* _WHAT NEEDS TO BE DONE_: Report each line from the listing that the string "season" appears in.

* _RECORDS SHOWN_:
* * * * * * * * *

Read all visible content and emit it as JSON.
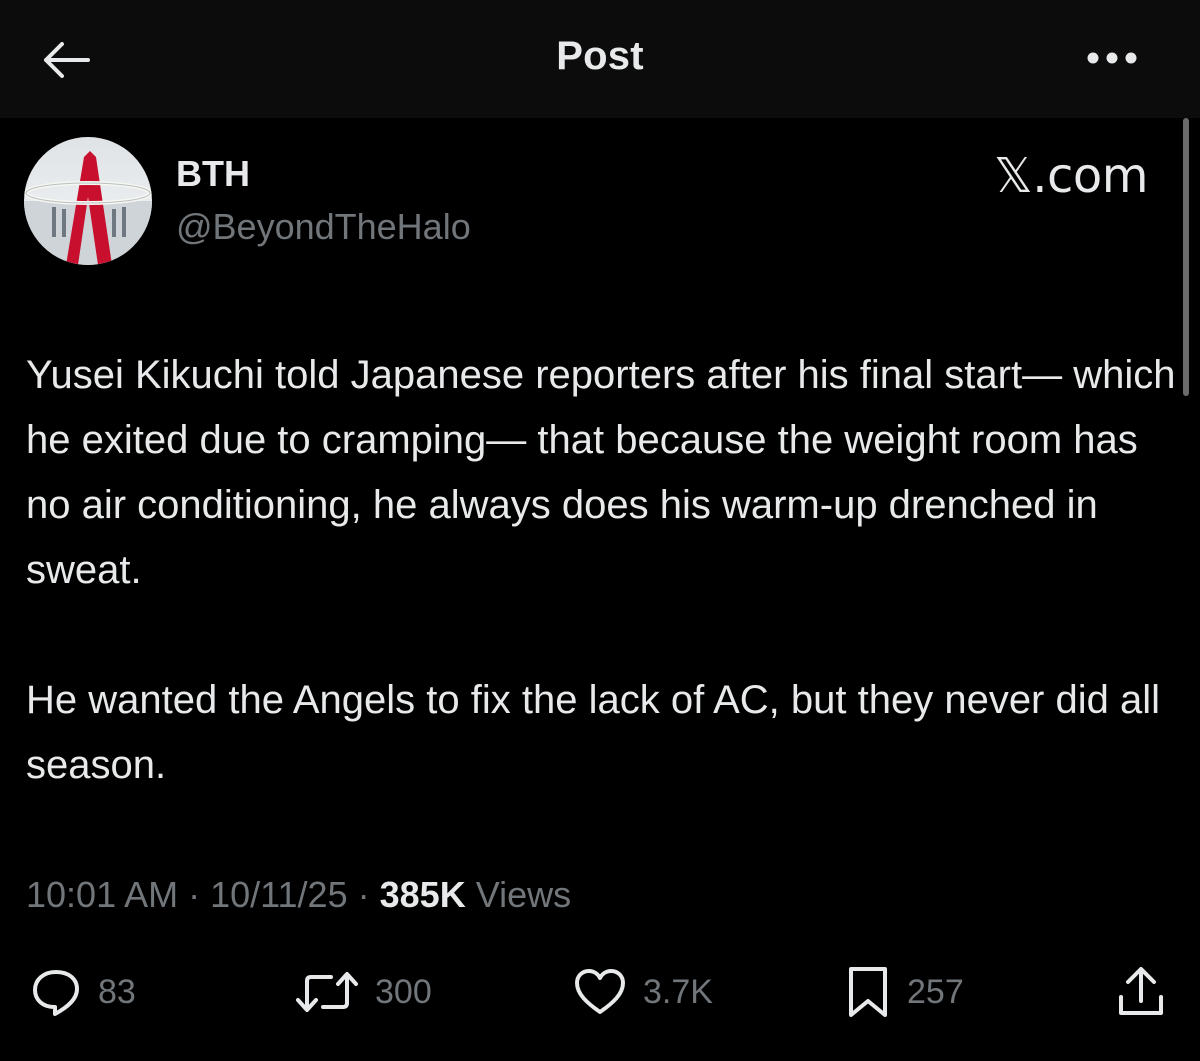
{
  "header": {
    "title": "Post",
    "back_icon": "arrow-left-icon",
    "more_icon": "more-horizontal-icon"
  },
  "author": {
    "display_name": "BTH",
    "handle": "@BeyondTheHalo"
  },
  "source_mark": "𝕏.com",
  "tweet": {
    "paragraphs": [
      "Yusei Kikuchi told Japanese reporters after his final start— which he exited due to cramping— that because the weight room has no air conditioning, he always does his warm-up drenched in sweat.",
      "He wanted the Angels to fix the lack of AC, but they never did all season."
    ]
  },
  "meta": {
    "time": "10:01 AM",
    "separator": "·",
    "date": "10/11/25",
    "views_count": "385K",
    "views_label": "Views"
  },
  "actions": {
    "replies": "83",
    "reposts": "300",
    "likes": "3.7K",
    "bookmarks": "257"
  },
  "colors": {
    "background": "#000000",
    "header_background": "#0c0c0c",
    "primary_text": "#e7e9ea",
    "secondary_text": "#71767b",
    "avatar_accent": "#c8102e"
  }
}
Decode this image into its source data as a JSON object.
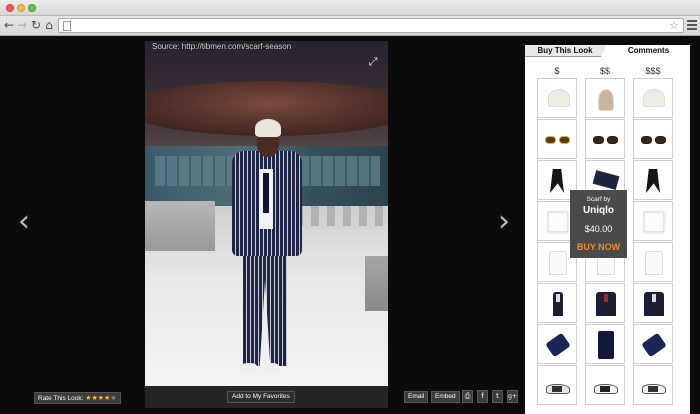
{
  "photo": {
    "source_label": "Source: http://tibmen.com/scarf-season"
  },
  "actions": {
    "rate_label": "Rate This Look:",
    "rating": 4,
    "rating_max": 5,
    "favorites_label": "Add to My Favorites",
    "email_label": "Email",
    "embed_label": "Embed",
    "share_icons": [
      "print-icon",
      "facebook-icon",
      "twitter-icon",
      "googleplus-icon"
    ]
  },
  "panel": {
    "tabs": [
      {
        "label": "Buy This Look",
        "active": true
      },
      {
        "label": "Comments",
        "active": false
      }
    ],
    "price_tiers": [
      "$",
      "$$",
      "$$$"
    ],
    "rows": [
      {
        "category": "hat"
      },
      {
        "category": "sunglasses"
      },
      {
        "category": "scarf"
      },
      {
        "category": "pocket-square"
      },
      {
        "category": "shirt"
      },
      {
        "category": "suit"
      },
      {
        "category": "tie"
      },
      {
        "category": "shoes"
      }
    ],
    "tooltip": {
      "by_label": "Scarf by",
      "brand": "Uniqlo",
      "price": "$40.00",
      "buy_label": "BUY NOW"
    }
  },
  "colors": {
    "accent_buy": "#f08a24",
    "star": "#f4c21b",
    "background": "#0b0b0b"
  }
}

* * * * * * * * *

* _RESPONSE AREA_:
      "He wanted the Angels to fix the lack of AC, but they never did all season."
    "source_label": "Source: http://tibmen.com/scarf-season"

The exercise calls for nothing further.